If you collect art or know someone who does, a piece by Matjames Metson will be something to treasure. I really believe that art elevates the soul. My soul was enriched by the radiant sweetness of this talented artist and yours can be too!
(c) Matjames Metson
A few days ago, I went out with my husband to look for shoes. While he looked, I headed for the kids section to look for a schoolgirl skirt. Just like all normal people, I have a fetish for pleated skirts, especially tartan ones. My personal excuse, if confronted about this, is that as a jew, I am fascinated by all things Catholic. Catholic things have the allure of forbidden fruit. That’s my story and I’m sticking to it.
I couldn’t find a skirt in my size but I did find a dress among the school uniforms, priced right at $7.99. I showed it to my husband who patted me on the head, with either affection or pity or both. I interpreted his gesture as “Awww, you’re nearly sixty and you still like to pretend you’re a schoolgirl!” He told me to go try it on.
The dress was a good fit but when I took it off, I saw to my horror that is was made in Bangladesh. There is no way I’m going to buy a dress made under terrible conditions, maybe even made by someone who perished in the Rana Plaza factory collapse.
I don’t regret my decision to pass on the dress, but now people are scolding me for a position that will only hurt people in Bangladesh who want factory jobs. “Those poor people are grateful to work in sweatshops, bla bla bla!”
Fuck! I can’t indulge in my fetish and I’m increasing poverty in Bangladesh.
Opinions, ridicule, advice, anyone?
Look at these stunning over-the-knee boots made of patchwork fur by the always sexy and repellent Tom Ford.
“Purple tone-on-tone dyed astrakhan (Afghan origin) and dyed calf hair (New Zealand origin.)” Here’s a close up:
If you’re wondering what astrakhan is, designer Dennis Basso says you’re not.
“Women who want something beautiful are only interested in the final product,” he said. “She’s buying fashion. She’s not going into Prada and asking, ‘Where did this come from?’ It’s like when somebody goes and buys a diamond. They’re not asking what mine it came from either.”
But I’ll tell you anyway. Most astrakhan lambs, according to the fur industry, are killed within days or weeks of their birth because as they age, the quality of their wool quickly changes from tightly curled rows to a more coarse and wiry pelt. Oh well, too bad for those lambs, they should be honored to serve Tom Ford’s vision.
I wish Neiman Marcus offered styling advice like Net-a-Porter does, but you’ll have to wing it on your own.
Once in a while, I see a film that is so transformative, I wish I could make everyone watch it. The Crash Reel is exactly that.

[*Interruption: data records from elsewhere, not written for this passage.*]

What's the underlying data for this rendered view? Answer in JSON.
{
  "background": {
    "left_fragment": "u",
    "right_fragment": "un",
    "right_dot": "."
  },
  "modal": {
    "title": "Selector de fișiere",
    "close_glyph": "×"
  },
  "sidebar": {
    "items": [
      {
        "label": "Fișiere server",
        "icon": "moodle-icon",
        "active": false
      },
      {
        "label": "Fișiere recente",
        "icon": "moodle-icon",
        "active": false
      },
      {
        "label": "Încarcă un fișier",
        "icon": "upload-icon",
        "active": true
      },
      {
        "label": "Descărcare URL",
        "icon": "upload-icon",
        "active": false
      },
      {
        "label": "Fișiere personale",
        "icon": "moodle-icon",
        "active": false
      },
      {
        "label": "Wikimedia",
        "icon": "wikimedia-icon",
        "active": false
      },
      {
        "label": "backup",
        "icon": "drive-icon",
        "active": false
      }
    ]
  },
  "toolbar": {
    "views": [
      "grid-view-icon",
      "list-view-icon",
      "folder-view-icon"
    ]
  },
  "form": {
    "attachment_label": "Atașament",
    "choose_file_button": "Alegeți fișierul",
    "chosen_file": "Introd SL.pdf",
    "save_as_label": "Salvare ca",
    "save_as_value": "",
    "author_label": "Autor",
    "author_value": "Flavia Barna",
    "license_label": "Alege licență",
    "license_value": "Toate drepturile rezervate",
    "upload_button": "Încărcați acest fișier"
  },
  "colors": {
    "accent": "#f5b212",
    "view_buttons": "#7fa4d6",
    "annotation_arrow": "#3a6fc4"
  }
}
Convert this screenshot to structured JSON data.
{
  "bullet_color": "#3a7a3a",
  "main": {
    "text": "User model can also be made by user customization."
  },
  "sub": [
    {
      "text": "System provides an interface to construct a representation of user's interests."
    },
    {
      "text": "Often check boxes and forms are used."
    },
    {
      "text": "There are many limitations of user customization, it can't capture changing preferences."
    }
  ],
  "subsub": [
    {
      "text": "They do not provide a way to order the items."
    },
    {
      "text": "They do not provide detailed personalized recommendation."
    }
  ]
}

It is a fucking gem in every way and I want you to make every effort to see it.
The Crash Reel is a documentary about a fearless young snowboarder, Kevin Pearce, who has a terrible wipe-out just before the winter Olympics in 2010. The accident leaves Kevin with a traumatic brain injury and limitations that he refuses to accept, but ultimately lead him to advocate for people with brain injuries and other disabilities.

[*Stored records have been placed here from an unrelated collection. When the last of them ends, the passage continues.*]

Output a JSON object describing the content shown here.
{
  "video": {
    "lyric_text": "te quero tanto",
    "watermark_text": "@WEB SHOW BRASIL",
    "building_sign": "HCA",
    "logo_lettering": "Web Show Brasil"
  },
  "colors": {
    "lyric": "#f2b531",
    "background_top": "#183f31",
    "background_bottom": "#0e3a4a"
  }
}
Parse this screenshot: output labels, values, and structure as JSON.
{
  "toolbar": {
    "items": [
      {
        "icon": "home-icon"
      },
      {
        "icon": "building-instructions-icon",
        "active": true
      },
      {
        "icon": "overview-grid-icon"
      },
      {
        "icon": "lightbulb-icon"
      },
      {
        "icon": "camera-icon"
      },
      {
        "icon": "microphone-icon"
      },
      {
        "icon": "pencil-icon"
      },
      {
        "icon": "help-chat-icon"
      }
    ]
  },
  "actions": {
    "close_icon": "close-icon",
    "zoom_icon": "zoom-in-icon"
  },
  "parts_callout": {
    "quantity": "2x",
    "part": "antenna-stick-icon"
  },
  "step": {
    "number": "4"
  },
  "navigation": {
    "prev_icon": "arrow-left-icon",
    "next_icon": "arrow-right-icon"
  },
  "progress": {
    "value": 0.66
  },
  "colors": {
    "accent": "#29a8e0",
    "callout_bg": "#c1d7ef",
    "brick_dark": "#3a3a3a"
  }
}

It’s a riveting, emotional and thought-provoking film, beautiful to watch, and filled with heart-wrenching moments that compel you to think about your own family and your own reactions to adversity.
I watched The Crash Reel twice: alone the first time, and then with my husband. The first time, I was overwhelmed by all the emotion but uplifted by all the palpable love on display. The next time, I found too many parallels in my own situation as the mother of both a dare-devil and a child with special needs. I wished that my own story was more positive. I wished that our love could have triumphed over everything.

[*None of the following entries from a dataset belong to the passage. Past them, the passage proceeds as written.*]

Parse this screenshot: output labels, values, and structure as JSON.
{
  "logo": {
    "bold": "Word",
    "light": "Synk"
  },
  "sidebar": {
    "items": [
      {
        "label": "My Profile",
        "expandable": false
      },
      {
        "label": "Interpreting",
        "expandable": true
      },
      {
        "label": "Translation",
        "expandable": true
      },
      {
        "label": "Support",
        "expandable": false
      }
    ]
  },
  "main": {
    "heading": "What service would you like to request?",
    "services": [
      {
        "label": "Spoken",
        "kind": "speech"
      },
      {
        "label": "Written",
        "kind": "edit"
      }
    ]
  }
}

But still, seeing that there is satisfaction in helping others is inspiring. Seeing a family pull together like this one is beautiful beyond words.
Finally, apart from all its artistry, this documentary is an effective discourse on head injuries. Be careful, and #loveyourbrain!